Dataset rows for apps and sites:

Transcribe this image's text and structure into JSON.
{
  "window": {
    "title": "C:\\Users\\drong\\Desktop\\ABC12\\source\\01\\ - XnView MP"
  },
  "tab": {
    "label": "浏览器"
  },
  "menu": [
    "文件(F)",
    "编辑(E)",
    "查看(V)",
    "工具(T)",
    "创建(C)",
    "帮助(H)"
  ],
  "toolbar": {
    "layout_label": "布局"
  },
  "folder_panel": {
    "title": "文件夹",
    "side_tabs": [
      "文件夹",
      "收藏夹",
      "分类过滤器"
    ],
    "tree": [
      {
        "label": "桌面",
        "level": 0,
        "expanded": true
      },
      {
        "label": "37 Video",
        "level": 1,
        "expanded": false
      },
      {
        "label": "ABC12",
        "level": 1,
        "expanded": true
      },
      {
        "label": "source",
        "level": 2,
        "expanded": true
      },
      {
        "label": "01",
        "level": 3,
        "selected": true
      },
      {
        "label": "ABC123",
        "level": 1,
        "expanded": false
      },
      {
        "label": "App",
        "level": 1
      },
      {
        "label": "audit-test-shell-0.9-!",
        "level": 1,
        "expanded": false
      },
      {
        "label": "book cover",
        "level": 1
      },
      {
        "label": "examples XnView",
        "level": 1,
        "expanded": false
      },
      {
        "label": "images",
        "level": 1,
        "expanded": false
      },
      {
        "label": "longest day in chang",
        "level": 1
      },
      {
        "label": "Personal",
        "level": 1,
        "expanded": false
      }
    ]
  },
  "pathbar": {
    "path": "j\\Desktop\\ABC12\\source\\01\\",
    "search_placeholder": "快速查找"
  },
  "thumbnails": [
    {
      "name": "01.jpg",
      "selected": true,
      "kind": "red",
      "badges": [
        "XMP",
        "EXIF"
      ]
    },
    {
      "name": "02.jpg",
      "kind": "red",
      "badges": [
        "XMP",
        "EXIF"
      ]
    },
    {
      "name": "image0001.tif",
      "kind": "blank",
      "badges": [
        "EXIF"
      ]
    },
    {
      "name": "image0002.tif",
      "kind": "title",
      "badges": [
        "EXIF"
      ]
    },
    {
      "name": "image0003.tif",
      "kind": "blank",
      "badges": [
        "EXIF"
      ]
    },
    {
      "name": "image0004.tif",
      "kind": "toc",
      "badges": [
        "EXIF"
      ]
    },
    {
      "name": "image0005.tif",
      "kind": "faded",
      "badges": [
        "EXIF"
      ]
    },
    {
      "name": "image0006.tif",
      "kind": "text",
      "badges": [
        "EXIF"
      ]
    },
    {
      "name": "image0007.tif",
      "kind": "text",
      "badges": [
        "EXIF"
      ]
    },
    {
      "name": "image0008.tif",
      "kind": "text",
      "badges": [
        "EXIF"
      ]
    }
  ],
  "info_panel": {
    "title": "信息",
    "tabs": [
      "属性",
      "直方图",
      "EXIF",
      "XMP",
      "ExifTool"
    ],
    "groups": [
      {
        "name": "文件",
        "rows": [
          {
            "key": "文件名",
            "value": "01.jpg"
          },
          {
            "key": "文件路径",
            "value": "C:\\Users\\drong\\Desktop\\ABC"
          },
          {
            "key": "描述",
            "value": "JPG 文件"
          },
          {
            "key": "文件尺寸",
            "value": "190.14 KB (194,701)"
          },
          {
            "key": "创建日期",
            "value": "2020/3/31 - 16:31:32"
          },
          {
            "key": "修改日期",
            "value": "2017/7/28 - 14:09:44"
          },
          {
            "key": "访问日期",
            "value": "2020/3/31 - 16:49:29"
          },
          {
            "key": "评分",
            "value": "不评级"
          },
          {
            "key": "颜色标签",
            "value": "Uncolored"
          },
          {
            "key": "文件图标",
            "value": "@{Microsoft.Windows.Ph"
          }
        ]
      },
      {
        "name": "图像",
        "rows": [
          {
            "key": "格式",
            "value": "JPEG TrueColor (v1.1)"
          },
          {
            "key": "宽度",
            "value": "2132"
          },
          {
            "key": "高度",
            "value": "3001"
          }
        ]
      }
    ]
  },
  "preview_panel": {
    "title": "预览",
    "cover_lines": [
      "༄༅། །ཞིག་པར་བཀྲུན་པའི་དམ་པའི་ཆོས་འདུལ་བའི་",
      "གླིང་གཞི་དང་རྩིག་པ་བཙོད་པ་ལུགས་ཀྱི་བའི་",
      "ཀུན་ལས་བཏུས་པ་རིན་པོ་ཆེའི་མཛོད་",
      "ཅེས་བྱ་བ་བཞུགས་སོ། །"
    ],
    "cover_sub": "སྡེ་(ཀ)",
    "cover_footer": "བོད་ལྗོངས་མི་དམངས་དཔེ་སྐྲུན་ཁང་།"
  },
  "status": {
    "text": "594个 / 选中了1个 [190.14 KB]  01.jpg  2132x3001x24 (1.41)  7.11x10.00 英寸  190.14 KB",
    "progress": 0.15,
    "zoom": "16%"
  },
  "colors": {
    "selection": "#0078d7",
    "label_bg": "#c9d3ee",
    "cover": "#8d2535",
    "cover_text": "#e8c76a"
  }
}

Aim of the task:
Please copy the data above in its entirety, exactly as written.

Expected answer:
Transcribe this image's text and structure into JSON.
{
  "window": {
    "title": "C:\\Users\\drong\\Desktop\\ABC12\\source\\01\\ - XnView MP"
  },
  "tab": {
    "label": "浏览器"
  },
  "menu": [
    "文件(F)",
    "编辑(E)",
    "查看(V)",
    "工具(T)",
    "创建(C)",
    "帮助(H)"
  ],
  "toolbar": {
    "layout_label": "布局"
  },
  "folder_panel": {
    "title": "文件夹",
    "side_tabs": [
      "文件夹",
      "收藏夹",
      "分类过滤器"
    ],
    "tree": [
      {
        "label": "桌面",
        "level": 0,
        "expanded": true
      },
      {
        "label": "37 Video",
        "level": 1,
        "expanded": false
      },
      {
        "label": "ABC12",
        "level": 1,
        "expanded": true
      },
      {
        "label": "source",
        "level": 2,
        "expanded": true
      },
      {
        "label": "01",
        "level": 3,
        "selected": true
      },
      {
        "label": "ABC123",
        "level": 1,
        "expanded": false
      },
      {
        "label": "App",
        "level": 1
      },
      {
        "label": "audit-test-shell-0.9-!",
        "level": 1,
        "expanded": false
      },
      {
        "label": "book cover",
        "level": 1
      },
      {
        "label": "examples XnView",
        "level": 1,
        "expanded": false
      },
      {
        "label": "images",
        "level": 1,
        "expanded": false
      },
      {
        "label": "longest day in chang",
        "level": 1
      },
      {
        "label": "Personal",
        "level": 1,
        "expanded": false
      }
    ]
  },
  "pathbar": {
    "path": "j\\Desktop\\ABC12\\source\\01\\",
    "search_placeholder": "快速查找"
  },
  "thumbnails": [
    {
      "name": "01.jpg",
      "selected": true,
      "kind": "red",
      "badges": [
        "XMP",
        "EXIF"
      ]
    },
    {
      "name": "02.jpg",
      "kind": "red",
      "badges": [
        "XMP",
        "EXIF"
      ]
    },
    {
      "name": "image0001.tif",
      "kind": "blank",
      "badges": [
        "EXIF"
      ]
    },
    {
      "name": "image0002.tif",
      "kind": "title",
      "badges": [
        "EXIF"
      ]
    },
    {
      "name": "image0003.tif",
      "kind": "blank",
      "badges": [
        "EXIF"
      ]
    },
    {
      "name": "image0004.tif",
      "kind": "toc",
      "badges": [
        "EXIF"
      ]
    },
    {
      "name": "image0005.tif",
      "kind": "faded",
      "badges": [
        "EXIF"
      ]
    },
    {
      "name": "image0006.tif",
      "kind": "text",
      "badges": [
        "EXIF"
      ]
    },
    {
      "name": "image0007.tif",
      "kind": "text",
      "badges": [
        "EXIF"
      ]
    },
    {
      "name": "image0008.tif",
      "kind": "text",
      "badges": [
        "EXIF"
      ]
    }
  ],
  "info_panel": {
    "title": "信息",
    "tabs": [
      "属性",
      "直方图",
      "EXIF",
      "XMP",
      "ExifTool"
    ],
    "groups": [
      {
        "name": "文件",
        "rows": [
          {
            "key": "文件名",
            "value": "01.jpg"
          },
          {
            "key": "文件路径",
            "value": "C:\\Users\\drong\\Desktop\\ABC"
          },
          {
            "key": "描述",
            "value": "JPG 文件"
          },
          {
            "key": "文件尺寸",
            "value": "190.14 KB (194,701)"
          },
          {
            "key": "创建日期",
            "value": "2020/3/31 - 16:31:32"
          },
          {
            "key": "修改日期",
            "value": "2017/7/28 - 14:09:44"
          },
          {
            "key": "访问日期",
            "value": "2020/3/31 - 16:49:29"
          },
          {
            "key": "评分",
            "value": "不评级"
          },
          {
            "key": "颜色标签",
            "value": "Uncolored"
          },
          {
            "key": "文件图标",
            "value": "@{Microsoft.Windows.Ph"
          }
        ]
      },
      {
        "name": "图像",
        "rows": [
          {
            "key": "格式",
            "value": "JPEG TrueColor (v1.1)"
          },
          {
            "key": "宽度",
            "value": "2132"
          },
          {
            "key": "高度",
            "value": "3001"
          }
        ]
      }
    ]
  },
  "preview_panel": {
    "title": "预览",
    "cover_lines": [
      "༄༅། །ཞིག་པར་བཀྲུན་པའི་དམ་པའི་ཆོས་འདུལ་བའི་",
      "གླིང་གཞི་དང་རྩིག་པ་བཙོད་པ་ལུགས་ཀྱི་བའི་",
      "ཀུན་ལས་བཏུས་པ་རིན་པོ་ཆེའི་མཛོད་",
      "ཅེས་བྱ་བ་བཞུགས་སོ། །"
    ],
    "cover_sub": "སྡེ་(ཀ)",
    "cover_footer": "བོད་ལྗོངས་མི་དམངས་དཔེ་སྐྲུན་ཁང་།"
  },
  "status": {
    "text": "594个 / 选中了1个 [190.14 KB]  01.jpg  2132x3001x24 (1.41)  7.11x10.00 英寸  190.14 KB",
    "progress": 0.15,
    "zoom": "16%"
  },
  "colors": {
    "selection": "#0078d7",
    "label_bg": "#c9d3ee",
    "cover": "#8d2535",
    "cover_text": "#e8c76a"
  }
}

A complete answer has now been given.